* **What you have to do**
What is needed is an exact copy of all the records below.
━━ Data records ━━
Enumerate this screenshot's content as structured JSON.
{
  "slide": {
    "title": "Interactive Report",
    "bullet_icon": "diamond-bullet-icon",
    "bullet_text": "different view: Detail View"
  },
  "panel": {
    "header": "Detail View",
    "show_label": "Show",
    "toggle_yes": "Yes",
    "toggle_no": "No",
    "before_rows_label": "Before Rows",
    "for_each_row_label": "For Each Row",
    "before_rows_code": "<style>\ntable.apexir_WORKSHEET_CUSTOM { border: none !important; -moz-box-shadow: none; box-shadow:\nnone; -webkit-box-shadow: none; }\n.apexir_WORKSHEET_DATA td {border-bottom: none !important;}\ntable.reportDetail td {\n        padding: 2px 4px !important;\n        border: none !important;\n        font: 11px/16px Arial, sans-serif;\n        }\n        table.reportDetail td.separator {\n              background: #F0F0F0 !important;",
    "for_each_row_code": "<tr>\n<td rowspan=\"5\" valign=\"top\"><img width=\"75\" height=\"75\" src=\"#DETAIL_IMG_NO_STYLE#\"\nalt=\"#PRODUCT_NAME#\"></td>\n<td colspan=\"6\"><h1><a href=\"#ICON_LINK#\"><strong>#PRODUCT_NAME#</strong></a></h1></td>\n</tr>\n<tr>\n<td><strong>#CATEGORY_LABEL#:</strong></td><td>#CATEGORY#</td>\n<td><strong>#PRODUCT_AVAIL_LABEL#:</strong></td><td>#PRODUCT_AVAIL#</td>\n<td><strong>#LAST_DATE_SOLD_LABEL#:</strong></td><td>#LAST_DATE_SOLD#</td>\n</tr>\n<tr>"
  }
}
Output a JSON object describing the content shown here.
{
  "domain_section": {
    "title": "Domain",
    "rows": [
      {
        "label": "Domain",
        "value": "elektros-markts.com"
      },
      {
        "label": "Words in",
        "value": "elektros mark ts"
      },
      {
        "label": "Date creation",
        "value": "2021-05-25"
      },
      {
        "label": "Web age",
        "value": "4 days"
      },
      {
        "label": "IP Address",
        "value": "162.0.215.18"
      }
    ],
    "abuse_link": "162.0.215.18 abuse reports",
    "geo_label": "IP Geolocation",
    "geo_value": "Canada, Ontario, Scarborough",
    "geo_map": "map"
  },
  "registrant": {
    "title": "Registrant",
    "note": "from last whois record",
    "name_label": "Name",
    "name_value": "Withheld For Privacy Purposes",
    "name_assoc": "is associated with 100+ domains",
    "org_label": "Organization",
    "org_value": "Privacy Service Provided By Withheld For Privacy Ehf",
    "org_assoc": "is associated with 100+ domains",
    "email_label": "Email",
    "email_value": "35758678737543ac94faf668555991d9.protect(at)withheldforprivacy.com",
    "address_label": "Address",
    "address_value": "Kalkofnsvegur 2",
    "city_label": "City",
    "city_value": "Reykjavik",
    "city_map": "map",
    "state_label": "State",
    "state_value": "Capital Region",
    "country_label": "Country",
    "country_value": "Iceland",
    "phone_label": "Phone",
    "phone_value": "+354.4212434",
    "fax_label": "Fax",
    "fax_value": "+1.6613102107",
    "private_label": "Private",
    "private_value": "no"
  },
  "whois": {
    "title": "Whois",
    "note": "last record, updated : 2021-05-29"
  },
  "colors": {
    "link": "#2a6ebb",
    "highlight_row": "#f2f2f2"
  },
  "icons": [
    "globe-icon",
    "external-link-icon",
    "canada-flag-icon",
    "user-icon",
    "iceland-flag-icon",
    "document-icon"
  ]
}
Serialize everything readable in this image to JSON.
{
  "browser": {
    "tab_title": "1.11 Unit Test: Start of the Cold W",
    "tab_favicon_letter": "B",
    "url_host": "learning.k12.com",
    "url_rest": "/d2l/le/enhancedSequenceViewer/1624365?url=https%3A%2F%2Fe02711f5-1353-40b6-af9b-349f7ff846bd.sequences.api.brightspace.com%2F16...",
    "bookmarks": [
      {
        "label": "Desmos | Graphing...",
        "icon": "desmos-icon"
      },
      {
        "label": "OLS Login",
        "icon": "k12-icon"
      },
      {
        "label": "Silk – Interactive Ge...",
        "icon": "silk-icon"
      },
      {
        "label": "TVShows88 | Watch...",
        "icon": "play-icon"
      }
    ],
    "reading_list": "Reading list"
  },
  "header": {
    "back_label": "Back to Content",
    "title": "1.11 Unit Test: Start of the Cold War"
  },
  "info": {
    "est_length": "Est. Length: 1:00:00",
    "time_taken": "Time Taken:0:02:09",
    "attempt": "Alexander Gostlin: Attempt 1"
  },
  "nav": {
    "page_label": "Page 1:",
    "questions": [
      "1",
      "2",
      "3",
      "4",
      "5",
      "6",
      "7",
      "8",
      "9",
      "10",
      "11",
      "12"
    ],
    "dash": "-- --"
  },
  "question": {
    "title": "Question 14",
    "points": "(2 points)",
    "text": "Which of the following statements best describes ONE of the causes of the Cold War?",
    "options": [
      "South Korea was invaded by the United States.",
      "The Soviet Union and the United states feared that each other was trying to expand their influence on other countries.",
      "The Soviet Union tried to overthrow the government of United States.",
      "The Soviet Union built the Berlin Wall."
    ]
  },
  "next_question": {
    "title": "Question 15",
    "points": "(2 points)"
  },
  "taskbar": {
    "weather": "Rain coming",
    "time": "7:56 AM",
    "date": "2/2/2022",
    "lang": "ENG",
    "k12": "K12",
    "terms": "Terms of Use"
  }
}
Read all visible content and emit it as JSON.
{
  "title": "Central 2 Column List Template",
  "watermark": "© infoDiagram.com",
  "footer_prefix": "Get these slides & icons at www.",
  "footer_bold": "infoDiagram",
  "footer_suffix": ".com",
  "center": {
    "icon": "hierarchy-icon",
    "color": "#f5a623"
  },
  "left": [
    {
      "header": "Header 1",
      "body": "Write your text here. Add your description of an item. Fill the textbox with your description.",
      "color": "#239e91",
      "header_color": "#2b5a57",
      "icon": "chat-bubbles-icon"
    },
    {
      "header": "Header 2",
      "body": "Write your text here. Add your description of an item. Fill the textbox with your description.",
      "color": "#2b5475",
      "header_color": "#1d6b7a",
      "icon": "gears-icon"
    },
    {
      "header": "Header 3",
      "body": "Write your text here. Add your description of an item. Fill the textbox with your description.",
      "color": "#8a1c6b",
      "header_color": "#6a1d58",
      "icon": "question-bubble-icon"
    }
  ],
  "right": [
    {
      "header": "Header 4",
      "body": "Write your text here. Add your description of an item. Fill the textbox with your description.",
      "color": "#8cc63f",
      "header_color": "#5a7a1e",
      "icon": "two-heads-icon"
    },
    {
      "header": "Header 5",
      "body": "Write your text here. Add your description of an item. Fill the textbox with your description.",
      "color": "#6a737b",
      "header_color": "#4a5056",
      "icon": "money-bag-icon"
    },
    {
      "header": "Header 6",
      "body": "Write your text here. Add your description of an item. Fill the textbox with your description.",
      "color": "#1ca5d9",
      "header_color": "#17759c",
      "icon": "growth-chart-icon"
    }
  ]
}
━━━
* **Task response**
Enumerate this screenshot's content as structured JSON.
{
  "slide": {
    "title": "Interactive Report",
    "bullet_icon": "diamond-bullet-icon",
    "bullet_text": "different view: Detail View"
  },
  "panel": {
    "header": "Detail View",
    "show_label": "Show",
    "toggle_yes": "Yes",
    "toggle_no": "No",
    "before_rows_label": "Before Rows",
    "for_each_row_label": "For Each Row",
    "before_rows_code": "<style>\ntable.apexir_WORKSHEET_CUSTOM { border: none !important; -moz-box-shadow: none; box-shadow:\nnone; -webkit-box-shadow: none; }\n.apexir_WORKSHEET_DATA td {border-bottom: none !important;}\ntable.reportDetail td {\n        padding: 2px 4px !important;\n        border: none !important;\n        font: 11px/16px Arial, sans-serif;\n        }\n        table.reportDetail td.separator {\n              background: #F0F0F0 !important;",
    "for_each_row_code": "<tr>\n<td rowspan=\"5\" valign=\"top\"><img width=\"75\" height=\"75\" src=\"#DETAIL_IMG_NO_STYLE#\"\nalt=\"#PRODUCT_NAME#\"></td>\n<td colspan=\"6\"><h1><a href=\"#ICON_LINK#\"><strong>#PRODUCT_NAME#</strong></a></h1></td>\n</tr>\n<tr>\n<td><strong>#CATEGORY_LABEL#:</strong></td><td>#CATEGORY#</td>\n<td><strong>#PRODUCT_AVAIL_LABEL#:</strong></td><td>#PRODUCT_AVAIL#</td>\n<td><strong>#LAST_DATE_SOLD_LABEL#:</strong></td><td>#LAST_DATE_SOLD#</td>\n</tr>\n<tr>"
  }
}
Output a JSON object describing the content shown here.
{
  "domain_section": {
    "title": "Domain",
    "rows": [
      {
        "label": "Domain",
        "value": "elektros-markts.com"
      },
      {
        "label": "Words in",
        "value": "elektros mark ts"
      },
      {
        "label": "Date creation",
        "value": "2021-05-25"
      },
      {
        "label": "Web age",
        "value": "4 days"
      },
      {
        "label": "IP Address",
        "value": "162.0.215.18"
      }
    ],
    "abuse_link": "162.0.215.18 abuse reports",
    "geo_label": "IP Geolocation",
    "geo_value": "Canada, Ontario, Scarborough",
    "geo_map": "map"
  },
  "registrant": {
    "title": "Registrant",
    "note": "from last whois record",
    "name_label": "Name",
    "name_value": "Withheld For Privacy Purposes",
    "name_assoc": "is associated with 100+ domains",
    "org_label": "Organization",
    "org_value": "Privacy Service Provided By Withheld For Privacy Ehf",
    "org_assoc": "is associated with 100+ domains",
    "email_label": "Email",
    "email_value": "35758678737543ac94faf668555991d9.protect(at)withheldforprivacy.com",
    "address_label": "Address",
    "address_value": "Kalkofnsvegur 2",
    "city_label": "City",
    "city_value": "Reykjavik",
    "city_map": "map",
    "state_label": "State",
    "state_value": "Capital Region",
    "country_label": "Country",
    "country_value": "Iceland",
    "phone_label": "Phone",
    "phone_value": "+354.4212434",
    "fax_label": "Fax",
    "fax_value": "+1.6613102107",
    "private_label": "Private",
    "private_value": "no"
  },
  "whois": {
    "title": "Whois",
    "note": "last record, updated : 2021-05-29"
  },
  "colors": {
    "link": "#2a6ebb",
    "highlight_row": "#f2f2f2"
  },
  "icons": [
    "globe-icon",
    "external-link-icon",
    "canada-flag-icon",
    "user-icon",
    "iceland-flag-icon",
    "document-icon"
  ]
}
Serialize everything readable in this image to JSON.
{
  "browser": {
    "tab_title": "1.11 Unit Test: Start of the Cold W",
    "tab_favicon_letter": "B",
    "url_host": "learning.k12.com",
    "url_rest": "/d2l/le/enhancedSequenceViewer/1624365?url=https%3A%2F%2Fe02711f5-1353-40b6-af9b-349f7ff846bd.sequences.api.brightspace.com%2F16...",
    "bookmarks": [
      {
        "label": "Desmos | Graphing...",
        "icon": "desmos-icon"
      },
      {
        "label": "OLS Login",
        "icon": "k12-icon"
      },
      {
        "label": "Silk – Interactive Ge...",
        "icon": "silk-icon"
      },
      {
        "label": "TVShows88 | Watch...",
        "icon": "play-icon"
      }
    ],
    "reading_list": "Reading list"
  },
  "header": {
    "back_label": "Back to Content",
    "title": "1.11 Unit Test: Start of the Cold War"
  },
  "info": {
    "est_length": "Est. Length: 1:00:00",
    "time_taken": "Time Taken:0:02:09",
    "attempt": "Alexander Gostlin: Attempt 1"
  },
  "nav": {
    "page_label": "Page 1:",
    "questions": [
      "1",
      "2",
      "3",
      "4",
      "5",
      "6",
      "7",
      "8",
      "9",
      "10",
      "11",
      "12"
    ],
    "dash": "-- --"
  },
  "question": {
    "title": "Question 14",
    "points": "(2 points)",
    "text": "Which of the following statements best describes ONE of the causes of the Cold War?",
    "options": [
      "South Korea was invaded by the United States.",
      "The Soviet Union and the United states feared that each other was trying to expand their influence on other countries.",
      "The Soviet Union tried to overthrow the government of United States.",
      "The Soviet Union built the Berlin Wall."
    ]
  },
  "next_question": {
    "title": "Question 15",
    "points": "(2 points)"
  },
  "taskbar": {
    "weather": "Rain coming",
    "time": "7:56 AM",
    "date": "2/2/2022",
    "lang": "ENG",
    "k12": "K12",
    "terms": "Terms of Use"
  }
}
Read all visible content and emit it as JSON.
{
  "title": "Central 2 Column List Template",
  "watermark": "© infoDiagram.com",
  "footer_prefix": "Get these slides & icons at www.",
  "footer_bold": "infoDiagram",
  "footer_suffix": ".com",
  "center": {
    "icon": "hierarchy-icon",
    "color": "#f5a623"
  },
  "left": [
    {
      "header": "Header 1",
      "body": "Write your text here. Add your description of an item. Fill the textbox with your description.",
      "color": "#239e91",
      "header_color": "#2b5a57",
      "icon": "chat-bubbles-icon"
    },
    {
      "header": "Header 2",
      "body": "Write your text here. Add your description of an item. Fill the textbox with your description.",
      "color": "#2b5475",
      "header_color": "#1d6b7a",
      "icon": "gears-icon"
    },
    {
      "header": "Header 3",
      "body": "Write your text here. Add your description of an item. Fill the textbox with your description.",
      "color": "#8a1c6b",
      "header_color": "#6a1d58",
      "icon": "question-bubble-icon"
    }
  ],
  "right": [
    {
      "header": "Header 4",
      "body": "Write your text here. Add your description of an item. Fill the textbox with your description.",
      "color": "#8cc63f",
      "header_color": "#5a7a1e",
      "icon": "two-heads-icon"
    },
    {
      "header": "Header 5",
      "body": "Write your text here. Add your description of an item. Fill the textbox with your description.",
      "color": "#6a737b",
      "header_color": "#4a5056",
      "icon": "money-bag-icon"
    },
    {
      "header": "Header 6",
      "body": "Write your text here. Add your description of an item. Fill the textbox with your description.",
      "color": "#1ca5d9",
      "header_color": "#17759c",
      "icon": "growth-chart-icon"
    }
  ]
}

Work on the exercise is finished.